The tests were conducted using Fly4Future’s Eagle One drone, which would take off from its docking station after detecting the presence of an unwanted drone. Upon approaching a foreign drone, Eagle One releases a net from its chassis to capture the intruder.
Rather than having to land after completing the first capture, the system is able to continue its mission, acting immediately upon detecting a second target. The autonomous system is controlled and managed by artificial intelligence, allowing for minimal human intervention. The artificial intelligence estimates the foreign drone’s size, weight, and chance of capture.
The AUDROS system utilizes Dronehub’s docking station, in which the drone is permanently housed. The hub’s advanced technology keeps the drone ready for take off, and its used battery is autonomously connected to charging following flight, enabling continuous operations without requiring the operator to replace the battery.
“The autonomy of operations is the future of drone technology,” said Dronehub designer Mateusz Siwula. “Thanks to the use of our hub, the need for the operator’s work is reduced to a minimum, all processes are automated, which translates into the efficiency of the system, its reliability and ease of mission management. In safety-related flights, as in the case of the AUDROS project, reliability and readiness for non-stop flights are key.”
The AUDROS project was conducted by a consortium made up of Czech companies BizGarden, Fly4Future and GINA Software, and Polish company Dronehub and its subsidiary Cervi Robotics, with the participation of Brno’s Military Technical and Research Institutes. The project also worked alongside the Czech prison service, with one of the system’s use cases being the monitoring of airspace above prisons to prevent smuggling.

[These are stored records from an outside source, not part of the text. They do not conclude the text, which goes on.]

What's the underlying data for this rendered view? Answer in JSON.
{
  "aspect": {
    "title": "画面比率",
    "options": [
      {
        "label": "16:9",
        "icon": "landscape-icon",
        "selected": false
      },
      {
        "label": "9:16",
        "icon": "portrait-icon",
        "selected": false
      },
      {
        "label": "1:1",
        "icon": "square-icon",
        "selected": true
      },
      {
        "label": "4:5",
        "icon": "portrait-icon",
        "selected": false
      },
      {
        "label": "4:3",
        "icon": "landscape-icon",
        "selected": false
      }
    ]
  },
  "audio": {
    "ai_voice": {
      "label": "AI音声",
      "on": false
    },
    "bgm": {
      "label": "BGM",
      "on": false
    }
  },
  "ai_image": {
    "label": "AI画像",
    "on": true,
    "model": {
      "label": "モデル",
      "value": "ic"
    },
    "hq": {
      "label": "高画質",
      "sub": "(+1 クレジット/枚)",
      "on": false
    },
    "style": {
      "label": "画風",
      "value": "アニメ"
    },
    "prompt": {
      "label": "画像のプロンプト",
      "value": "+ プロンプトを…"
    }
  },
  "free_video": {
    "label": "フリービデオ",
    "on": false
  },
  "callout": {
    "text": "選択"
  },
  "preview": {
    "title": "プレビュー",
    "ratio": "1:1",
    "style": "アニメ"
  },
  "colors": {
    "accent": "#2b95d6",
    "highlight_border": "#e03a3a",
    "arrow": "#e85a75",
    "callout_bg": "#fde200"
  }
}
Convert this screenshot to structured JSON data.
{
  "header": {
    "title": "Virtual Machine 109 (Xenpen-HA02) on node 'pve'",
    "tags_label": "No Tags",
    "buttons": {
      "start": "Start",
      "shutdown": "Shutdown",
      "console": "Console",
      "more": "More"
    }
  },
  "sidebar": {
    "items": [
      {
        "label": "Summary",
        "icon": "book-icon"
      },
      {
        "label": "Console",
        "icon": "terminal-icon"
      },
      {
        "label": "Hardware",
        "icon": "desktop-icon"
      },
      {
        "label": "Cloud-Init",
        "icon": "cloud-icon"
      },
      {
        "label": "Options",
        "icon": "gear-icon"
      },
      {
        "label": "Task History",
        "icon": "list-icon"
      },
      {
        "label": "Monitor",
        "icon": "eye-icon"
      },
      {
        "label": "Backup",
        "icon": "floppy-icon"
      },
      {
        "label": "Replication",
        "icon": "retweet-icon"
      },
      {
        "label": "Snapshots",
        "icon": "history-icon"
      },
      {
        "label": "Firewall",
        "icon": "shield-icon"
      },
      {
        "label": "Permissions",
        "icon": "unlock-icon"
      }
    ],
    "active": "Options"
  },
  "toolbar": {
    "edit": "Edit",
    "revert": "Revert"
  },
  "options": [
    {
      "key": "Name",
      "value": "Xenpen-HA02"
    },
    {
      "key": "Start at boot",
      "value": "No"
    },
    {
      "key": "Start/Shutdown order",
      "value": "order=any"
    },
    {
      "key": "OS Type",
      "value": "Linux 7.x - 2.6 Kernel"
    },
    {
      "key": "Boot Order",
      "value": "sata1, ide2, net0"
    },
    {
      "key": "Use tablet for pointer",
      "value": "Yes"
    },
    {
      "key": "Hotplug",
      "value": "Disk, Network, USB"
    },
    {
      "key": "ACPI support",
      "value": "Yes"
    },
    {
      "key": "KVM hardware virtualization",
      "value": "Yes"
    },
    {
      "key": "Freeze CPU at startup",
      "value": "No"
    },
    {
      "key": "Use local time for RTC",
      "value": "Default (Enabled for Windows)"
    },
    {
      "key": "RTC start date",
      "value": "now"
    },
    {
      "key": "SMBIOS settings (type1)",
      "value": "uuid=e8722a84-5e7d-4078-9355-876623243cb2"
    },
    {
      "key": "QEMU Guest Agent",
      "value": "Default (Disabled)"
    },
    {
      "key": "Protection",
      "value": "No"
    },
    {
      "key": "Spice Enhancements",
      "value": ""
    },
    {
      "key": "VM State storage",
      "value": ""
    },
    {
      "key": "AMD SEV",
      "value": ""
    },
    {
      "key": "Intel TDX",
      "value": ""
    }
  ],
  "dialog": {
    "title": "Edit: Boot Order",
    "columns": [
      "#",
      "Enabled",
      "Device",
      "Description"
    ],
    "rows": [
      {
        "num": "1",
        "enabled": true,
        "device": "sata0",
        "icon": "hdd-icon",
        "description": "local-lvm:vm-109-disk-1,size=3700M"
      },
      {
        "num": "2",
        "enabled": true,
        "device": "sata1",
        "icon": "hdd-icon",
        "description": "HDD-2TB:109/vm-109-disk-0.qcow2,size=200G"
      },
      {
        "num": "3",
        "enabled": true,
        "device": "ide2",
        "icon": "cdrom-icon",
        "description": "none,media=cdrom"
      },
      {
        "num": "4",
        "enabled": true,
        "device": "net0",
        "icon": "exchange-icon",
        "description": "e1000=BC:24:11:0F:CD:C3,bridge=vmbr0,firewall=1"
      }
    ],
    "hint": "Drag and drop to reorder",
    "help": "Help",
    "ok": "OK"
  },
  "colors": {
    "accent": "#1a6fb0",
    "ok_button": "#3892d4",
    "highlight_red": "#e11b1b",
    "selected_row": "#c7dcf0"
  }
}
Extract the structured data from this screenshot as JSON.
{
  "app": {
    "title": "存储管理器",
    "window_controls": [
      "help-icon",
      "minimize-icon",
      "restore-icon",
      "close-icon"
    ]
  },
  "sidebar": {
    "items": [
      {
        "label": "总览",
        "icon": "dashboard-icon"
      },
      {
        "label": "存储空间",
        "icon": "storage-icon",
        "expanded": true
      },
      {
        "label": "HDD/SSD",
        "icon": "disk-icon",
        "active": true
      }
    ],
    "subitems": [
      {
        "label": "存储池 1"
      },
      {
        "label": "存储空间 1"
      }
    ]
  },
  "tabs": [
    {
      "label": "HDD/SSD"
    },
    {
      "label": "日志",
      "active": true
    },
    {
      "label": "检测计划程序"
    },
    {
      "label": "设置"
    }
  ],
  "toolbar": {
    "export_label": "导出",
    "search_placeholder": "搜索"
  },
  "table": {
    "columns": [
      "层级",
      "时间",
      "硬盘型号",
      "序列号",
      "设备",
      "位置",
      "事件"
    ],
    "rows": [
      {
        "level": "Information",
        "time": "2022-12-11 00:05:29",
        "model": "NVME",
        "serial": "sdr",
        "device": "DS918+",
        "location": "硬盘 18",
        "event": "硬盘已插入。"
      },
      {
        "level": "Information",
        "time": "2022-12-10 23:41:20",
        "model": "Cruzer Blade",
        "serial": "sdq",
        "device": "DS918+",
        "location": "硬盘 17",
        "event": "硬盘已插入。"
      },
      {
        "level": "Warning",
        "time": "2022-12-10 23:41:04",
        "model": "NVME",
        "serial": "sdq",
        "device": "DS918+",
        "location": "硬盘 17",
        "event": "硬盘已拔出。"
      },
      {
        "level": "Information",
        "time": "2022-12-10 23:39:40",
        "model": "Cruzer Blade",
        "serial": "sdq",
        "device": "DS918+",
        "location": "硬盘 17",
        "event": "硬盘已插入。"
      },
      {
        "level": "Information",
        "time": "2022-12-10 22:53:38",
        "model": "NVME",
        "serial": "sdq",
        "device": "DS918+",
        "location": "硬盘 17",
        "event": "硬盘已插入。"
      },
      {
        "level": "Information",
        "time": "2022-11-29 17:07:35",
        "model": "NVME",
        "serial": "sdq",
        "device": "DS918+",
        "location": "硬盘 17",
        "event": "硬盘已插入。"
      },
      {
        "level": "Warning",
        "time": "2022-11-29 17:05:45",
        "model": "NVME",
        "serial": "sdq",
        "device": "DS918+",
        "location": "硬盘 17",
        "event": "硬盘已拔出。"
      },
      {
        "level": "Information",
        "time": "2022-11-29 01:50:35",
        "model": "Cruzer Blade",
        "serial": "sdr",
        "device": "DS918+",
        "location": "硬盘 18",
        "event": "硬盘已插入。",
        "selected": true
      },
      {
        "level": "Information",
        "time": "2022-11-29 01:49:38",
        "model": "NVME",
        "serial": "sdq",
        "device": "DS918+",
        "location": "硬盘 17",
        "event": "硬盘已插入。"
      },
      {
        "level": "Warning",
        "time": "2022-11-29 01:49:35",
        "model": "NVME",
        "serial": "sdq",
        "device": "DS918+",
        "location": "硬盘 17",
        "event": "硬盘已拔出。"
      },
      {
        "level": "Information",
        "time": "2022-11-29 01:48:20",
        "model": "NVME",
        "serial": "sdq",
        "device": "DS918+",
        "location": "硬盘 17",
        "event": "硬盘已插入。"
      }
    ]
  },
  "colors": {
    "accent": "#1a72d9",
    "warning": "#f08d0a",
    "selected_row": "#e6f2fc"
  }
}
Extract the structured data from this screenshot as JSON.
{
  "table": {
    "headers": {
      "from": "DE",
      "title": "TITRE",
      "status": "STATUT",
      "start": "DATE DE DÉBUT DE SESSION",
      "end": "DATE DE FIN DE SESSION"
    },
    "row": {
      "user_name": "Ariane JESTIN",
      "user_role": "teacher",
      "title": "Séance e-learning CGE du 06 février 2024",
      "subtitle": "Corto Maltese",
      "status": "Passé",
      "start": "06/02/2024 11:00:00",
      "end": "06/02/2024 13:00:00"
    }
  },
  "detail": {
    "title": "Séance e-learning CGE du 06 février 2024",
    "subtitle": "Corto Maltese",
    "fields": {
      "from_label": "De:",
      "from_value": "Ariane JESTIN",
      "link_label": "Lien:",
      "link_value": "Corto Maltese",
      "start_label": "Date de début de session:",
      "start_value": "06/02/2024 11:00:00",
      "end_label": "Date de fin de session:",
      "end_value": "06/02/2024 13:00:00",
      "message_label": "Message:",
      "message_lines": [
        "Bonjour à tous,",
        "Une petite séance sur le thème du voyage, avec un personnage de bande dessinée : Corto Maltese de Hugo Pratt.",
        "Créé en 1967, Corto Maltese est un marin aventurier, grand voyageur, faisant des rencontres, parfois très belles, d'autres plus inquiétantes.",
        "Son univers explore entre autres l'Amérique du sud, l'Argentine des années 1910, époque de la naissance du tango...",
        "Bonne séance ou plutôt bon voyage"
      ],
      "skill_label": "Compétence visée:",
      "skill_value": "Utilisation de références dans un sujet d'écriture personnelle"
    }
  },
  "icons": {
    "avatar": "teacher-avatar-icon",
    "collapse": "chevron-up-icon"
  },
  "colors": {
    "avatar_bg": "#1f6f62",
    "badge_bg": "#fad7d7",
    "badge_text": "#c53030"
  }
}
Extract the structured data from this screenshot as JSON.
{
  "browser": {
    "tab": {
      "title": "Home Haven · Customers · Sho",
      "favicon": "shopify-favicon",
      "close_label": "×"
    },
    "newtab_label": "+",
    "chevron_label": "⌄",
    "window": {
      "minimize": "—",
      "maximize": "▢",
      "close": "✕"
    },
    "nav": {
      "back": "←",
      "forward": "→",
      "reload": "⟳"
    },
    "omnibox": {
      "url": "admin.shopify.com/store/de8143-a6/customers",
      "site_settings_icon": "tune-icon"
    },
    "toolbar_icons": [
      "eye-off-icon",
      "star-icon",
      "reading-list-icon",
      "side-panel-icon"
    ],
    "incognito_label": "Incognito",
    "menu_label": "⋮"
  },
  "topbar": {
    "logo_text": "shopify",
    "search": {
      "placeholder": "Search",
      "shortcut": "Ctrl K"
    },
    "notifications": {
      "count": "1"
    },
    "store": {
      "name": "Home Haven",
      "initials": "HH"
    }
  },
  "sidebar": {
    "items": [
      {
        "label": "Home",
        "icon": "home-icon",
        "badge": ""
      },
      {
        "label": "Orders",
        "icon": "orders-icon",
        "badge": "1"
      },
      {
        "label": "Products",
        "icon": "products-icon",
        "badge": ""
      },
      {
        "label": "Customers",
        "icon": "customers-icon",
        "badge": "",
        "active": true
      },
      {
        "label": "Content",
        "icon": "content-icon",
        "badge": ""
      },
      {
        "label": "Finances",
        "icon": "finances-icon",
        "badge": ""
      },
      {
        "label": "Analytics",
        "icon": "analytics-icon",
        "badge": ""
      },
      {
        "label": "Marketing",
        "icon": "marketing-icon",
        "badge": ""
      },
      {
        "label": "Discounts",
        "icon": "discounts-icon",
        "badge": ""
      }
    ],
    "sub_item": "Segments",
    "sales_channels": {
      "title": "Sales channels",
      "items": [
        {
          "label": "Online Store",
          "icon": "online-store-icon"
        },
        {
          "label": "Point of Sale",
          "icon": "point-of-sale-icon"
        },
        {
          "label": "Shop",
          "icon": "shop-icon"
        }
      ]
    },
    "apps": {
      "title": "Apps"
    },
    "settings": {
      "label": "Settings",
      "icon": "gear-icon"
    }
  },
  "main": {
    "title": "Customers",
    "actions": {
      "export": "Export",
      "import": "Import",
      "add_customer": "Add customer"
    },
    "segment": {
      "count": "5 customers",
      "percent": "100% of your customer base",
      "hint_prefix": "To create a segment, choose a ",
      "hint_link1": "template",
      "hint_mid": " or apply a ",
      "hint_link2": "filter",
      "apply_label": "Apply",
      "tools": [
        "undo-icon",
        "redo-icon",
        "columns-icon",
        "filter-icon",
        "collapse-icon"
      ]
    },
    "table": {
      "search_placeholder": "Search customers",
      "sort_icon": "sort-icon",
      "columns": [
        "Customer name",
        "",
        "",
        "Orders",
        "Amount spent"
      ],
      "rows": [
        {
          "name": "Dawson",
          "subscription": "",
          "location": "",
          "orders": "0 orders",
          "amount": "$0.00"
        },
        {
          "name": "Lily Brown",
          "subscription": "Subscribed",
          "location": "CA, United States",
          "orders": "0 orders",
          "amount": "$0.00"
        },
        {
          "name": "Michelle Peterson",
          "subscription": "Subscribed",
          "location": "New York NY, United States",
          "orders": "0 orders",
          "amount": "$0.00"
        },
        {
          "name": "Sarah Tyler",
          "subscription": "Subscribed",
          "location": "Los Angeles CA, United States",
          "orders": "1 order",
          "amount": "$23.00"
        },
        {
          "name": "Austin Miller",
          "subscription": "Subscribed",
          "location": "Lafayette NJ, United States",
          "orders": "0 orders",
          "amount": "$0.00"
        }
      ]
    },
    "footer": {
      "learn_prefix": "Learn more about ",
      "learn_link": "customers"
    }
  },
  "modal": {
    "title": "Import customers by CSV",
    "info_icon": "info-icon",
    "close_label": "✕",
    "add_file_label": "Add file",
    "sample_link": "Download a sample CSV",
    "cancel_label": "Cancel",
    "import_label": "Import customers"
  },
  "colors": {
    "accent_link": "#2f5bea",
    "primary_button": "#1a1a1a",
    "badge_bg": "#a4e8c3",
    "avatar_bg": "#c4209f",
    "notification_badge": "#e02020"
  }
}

“Our system can have very wide applications, as threats from the sky are an increasing challenge for security and safety services,” said BizGarden Project Manager Jan Orava. “AUDROS can be used to protect strategic objects or critical infrastructure, it can be used to protect the sky against terrorist attacks during mass events or to ensure the safety of VIPs.”
Implemented in cooperation with the European Space Agency (ESA), the AUDROS project was initiated in 2020 to build a system for intercepting unwanted drones, as well as to develop a system to combat CBRN threats – chemical, biological and radiological.